Two respected actresses are also on hand and both are fairly disappointing.  Angela Bassett (This Means War) has little to do but give off of looks of both horrified terror and ballsy determination as the Secret Service Director.  With each passing role Bassett seems more determined to simply toe the line and not step out of her comfort zone.  Even worse is Oscar winner Melissa Leo (Oblivion) in an atrocious wig offering line deliverers that seem to be coming via satellite based on the way she pauses before each one.  Leo growls and howls through most of the film…culminating in her unintentionally hilarious recitation of the Pledge of Allegiance in pained agony.  For my money, the actresses should have swapped roles…I’m slightly convinced they mistakenly were given the wrong roles and no one noticed until it was too late.

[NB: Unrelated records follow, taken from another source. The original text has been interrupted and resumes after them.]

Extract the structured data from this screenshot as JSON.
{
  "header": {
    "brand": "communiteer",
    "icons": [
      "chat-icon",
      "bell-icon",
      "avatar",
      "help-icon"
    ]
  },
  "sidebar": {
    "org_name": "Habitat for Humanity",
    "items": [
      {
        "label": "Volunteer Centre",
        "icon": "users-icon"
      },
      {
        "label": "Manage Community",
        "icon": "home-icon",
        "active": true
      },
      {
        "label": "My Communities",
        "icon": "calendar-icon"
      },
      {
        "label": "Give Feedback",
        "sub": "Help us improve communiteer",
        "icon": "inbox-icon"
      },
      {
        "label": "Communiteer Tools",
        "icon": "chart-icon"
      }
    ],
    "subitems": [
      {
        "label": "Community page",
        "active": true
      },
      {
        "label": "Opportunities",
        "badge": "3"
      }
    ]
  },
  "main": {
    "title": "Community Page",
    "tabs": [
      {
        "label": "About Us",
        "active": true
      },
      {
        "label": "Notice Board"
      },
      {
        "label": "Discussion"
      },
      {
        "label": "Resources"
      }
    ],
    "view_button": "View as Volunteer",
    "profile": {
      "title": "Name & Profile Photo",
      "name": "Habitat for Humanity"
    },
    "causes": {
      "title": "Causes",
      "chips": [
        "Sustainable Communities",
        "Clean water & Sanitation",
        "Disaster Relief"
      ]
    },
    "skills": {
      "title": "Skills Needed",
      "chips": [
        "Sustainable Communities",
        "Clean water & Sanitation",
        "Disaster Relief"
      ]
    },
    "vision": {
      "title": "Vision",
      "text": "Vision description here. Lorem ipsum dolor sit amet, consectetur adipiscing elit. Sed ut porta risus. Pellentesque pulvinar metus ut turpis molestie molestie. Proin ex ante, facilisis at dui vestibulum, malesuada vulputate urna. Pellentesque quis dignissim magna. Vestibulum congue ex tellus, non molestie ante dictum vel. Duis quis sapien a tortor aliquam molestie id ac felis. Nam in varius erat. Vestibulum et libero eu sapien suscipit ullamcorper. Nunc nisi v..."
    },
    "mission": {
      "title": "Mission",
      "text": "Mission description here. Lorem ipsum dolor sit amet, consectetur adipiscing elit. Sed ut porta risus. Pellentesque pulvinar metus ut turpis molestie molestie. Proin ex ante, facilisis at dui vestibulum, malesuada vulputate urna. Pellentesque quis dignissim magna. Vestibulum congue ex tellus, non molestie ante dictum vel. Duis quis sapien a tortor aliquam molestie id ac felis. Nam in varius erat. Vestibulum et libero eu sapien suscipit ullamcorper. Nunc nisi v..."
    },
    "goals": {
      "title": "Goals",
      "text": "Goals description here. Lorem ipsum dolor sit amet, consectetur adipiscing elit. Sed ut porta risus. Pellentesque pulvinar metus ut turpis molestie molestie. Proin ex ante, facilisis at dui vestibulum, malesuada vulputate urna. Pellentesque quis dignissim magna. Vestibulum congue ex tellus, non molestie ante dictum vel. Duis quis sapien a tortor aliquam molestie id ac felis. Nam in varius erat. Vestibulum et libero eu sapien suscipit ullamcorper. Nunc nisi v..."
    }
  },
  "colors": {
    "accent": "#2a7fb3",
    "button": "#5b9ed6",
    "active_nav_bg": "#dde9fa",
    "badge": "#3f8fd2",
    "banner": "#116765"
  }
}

Even with its silly plot contrivances and less than stellar special effects the film does truck along with reckless abandon that entertains more often than not.  You absolutely have to check your brain at the door and be prepared for some slightly tacky moments near the end when people start cracking jokes while standing in the middle of a sea of dead bodies.    A rental at best, Olympus Has Fallen may eventually get the job done but you’ll have to decide for yourself if it’s really worth it at the end of the day.

The Silver Bullet ~ Movie 43

1

movie_forty_three

Synopsis: An ensemble comedy intertwining different tales.

Release Date:  January 25, 2013

Thoughts: Here’s a film I’ve been hearing about for a while now thanks to a word of mouth publicity campaign.  Though it reminds me a lot of the uneven semi-classic Kentucky Fried Movie, this particular entry sold me on the cast list alone.  You have Oscar nominated/winning females (Naomi Watts, Uma Thurman, Kate Winslet, Halle Berry) side by side with men that run the gamut from A-List (Hugh Jackman, Richard Gere) to has beens (sorry fellow MN Seann William Scott).  Many famous faces/names also wrote and directed the shorts so here’s hoping that the good stuff is great and the bad stuff is short.  I’ve laughed at this trailer (and its Not Safe For Work red band trailer here) and do anticipate liking this when it’s released later in January.